2006 US economy looks good

[quote]“I think we’ll see decent income growth and decent job growth,” says Nariman Behravesh, chief economist at Global Insight in Lexington, Mass. “The average household will be better off, but moderately.”

The consensus forecast calls for:

A bit more here.

But before that a comment on the above link. Even if corporate earnings are down to 7.9%, to me that’s a sign that dividends will be back in a big way, pushing up blue chippers. 8% + MO’s 4% dividend is 12%, better than the market average. NOthing to honk your nose at.

Now, for some more good news.

[quote]"[P]roductivity is the best single measure of what leads to differences in economic performance. Even though GDP per capita is the all-encompassing measure, GDP per capita is determined primarily, almost entirely, by productivity. People basically work in order to have a place to sleep and something to eat and so on and so forth. The huge differences around the world are the efficiencies with which they work – their productivity."
– William Lewis[/quote]

[quote]Even though productivity data are reported quarterly, it is not wise to pay attention to quarterly fluctuations. Most of us who follow productivity try to look for long-term trends. For this essay, I took the average annual growth rate of productivity over five-year periods. Taking a five-year average tends to smooth out the quarterly fluctuations. Although many experts use more sophisticated methods for filtering out short-term fluctuations, all of these methods result in minimizing the impact of any one quarter’s data. If all the President wanted were a briefing on trend productivity, he could see his economic advisers once a term rather than once a day.

The table below presents annualized productivity growth for various five-year periods, starting with the period 1955-1960 (from the fourth quarter of 1955 to the fourth quarter of 1960).

Five-year average annual productivity growth, first quarter to first quarter:

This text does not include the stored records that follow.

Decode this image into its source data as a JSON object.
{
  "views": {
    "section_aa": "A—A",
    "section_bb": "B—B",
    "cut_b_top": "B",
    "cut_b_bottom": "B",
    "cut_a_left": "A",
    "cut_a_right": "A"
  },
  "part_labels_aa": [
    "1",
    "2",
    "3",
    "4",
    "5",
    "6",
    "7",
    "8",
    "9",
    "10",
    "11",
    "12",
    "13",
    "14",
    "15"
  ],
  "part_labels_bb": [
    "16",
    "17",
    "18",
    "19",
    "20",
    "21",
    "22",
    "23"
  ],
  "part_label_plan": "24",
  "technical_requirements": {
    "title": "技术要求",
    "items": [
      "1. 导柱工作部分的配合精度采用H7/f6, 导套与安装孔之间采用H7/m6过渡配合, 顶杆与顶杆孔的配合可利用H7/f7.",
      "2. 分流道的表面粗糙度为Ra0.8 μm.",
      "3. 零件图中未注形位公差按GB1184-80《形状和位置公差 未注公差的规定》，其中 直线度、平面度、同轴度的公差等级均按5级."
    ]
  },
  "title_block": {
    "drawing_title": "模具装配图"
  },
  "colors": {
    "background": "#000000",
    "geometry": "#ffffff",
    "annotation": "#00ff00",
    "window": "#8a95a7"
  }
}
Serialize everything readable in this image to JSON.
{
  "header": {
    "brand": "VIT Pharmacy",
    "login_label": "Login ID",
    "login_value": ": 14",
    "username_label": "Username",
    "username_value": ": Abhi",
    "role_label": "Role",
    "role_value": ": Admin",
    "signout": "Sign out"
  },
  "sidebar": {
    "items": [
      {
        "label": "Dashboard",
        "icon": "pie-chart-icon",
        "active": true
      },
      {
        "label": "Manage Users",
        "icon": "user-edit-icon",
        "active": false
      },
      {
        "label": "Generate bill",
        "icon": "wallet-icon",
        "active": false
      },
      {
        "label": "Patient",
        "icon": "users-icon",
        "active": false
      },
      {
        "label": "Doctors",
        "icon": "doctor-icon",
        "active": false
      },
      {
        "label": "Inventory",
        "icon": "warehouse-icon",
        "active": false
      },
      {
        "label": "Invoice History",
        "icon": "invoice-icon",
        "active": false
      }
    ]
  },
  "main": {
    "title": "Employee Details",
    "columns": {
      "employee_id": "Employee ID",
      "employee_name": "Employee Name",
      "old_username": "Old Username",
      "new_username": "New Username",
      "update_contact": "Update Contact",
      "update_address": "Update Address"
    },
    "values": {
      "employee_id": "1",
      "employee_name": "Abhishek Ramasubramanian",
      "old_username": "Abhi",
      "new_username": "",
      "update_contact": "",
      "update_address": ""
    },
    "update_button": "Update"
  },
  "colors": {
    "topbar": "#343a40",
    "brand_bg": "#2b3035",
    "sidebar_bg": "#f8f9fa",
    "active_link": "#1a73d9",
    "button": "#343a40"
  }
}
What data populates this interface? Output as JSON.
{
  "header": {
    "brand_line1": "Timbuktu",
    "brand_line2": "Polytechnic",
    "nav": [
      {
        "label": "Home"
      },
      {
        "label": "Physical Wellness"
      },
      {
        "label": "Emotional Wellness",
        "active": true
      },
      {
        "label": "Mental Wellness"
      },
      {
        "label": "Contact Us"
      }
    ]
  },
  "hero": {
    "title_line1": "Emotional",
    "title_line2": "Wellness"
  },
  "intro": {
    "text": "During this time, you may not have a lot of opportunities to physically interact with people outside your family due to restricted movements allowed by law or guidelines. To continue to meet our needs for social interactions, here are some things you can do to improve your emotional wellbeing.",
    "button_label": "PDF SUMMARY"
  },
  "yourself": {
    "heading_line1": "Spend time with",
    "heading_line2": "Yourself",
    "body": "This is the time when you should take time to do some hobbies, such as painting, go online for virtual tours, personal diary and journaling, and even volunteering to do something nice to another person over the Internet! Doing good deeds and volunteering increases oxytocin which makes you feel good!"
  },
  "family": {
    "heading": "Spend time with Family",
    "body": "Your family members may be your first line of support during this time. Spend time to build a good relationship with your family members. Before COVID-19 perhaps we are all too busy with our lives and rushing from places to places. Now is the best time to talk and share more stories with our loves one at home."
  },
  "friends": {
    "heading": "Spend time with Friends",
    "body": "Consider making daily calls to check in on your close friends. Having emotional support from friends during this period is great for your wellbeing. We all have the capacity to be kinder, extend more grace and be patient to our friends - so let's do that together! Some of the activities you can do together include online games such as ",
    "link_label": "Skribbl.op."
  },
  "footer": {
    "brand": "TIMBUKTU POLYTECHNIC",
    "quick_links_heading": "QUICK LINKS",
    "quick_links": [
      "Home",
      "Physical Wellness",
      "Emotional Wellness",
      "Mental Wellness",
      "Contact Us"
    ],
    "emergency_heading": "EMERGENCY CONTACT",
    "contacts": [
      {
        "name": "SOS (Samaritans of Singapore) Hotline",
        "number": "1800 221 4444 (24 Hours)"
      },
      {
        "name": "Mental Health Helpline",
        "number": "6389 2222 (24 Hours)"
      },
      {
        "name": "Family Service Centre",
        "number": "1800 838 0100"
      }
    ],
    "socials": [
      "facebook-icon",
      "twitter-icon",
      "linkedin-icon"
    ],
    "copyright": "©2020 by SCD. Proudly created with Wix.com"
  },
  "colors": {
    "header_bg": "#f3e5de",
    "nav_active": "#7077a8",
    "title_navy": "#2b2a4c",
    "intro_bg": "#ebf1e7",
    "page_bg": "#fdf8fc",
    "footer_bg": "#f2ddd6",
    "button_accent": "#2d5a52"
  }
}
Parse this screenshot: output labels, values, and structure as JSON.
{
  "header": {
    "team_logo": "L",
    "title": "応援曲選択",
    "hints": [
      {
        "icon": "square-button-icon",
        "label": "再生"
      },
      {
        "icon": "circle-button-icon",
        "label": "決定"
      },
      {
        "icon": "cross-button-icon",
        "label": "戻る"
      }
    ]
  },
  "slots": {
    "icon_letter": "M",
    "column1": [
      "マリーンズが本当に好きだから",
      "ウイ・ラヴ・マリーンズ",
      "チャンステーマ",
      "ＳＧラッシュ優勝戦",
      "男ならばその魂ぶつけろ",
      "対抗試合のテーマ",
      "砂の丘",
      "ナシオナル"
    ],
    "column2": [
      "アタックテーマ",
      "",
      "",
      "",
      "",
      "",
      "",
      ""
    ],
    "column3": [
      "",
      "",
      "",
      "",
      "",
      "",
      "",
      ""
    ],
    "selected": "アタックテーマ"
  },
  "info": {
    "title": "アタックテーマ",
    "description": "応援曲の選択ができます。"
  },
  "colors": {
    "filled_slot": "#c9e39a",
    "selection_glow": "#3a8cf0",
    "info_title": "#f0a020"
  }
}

Period
Average Productivity Growth

1955-1960
2.03

1960-1965
2.79

1965-1970
2.09

1970-1975
2.31

1975-1980
1.55

1980-1985
1.38

1985-1990
1.65

1990-1995
1.59

1995-2000
2.28

2000-2005
3.39

What the table says is that the economy today is in great shape. The average productivity growth rate in the last five years is the highest over the past half century.[/quote]

good link, read the entire article:
tcsdaily.com/article.aspx?id=122805C

jdseesthelight

Man … it’s as making a busuness plan … never works out the way you want … :raspberry:

Well yes, there are always extragenous factors which might throw things off, however overall, the guidance 1 year ahead gives some rather good clues.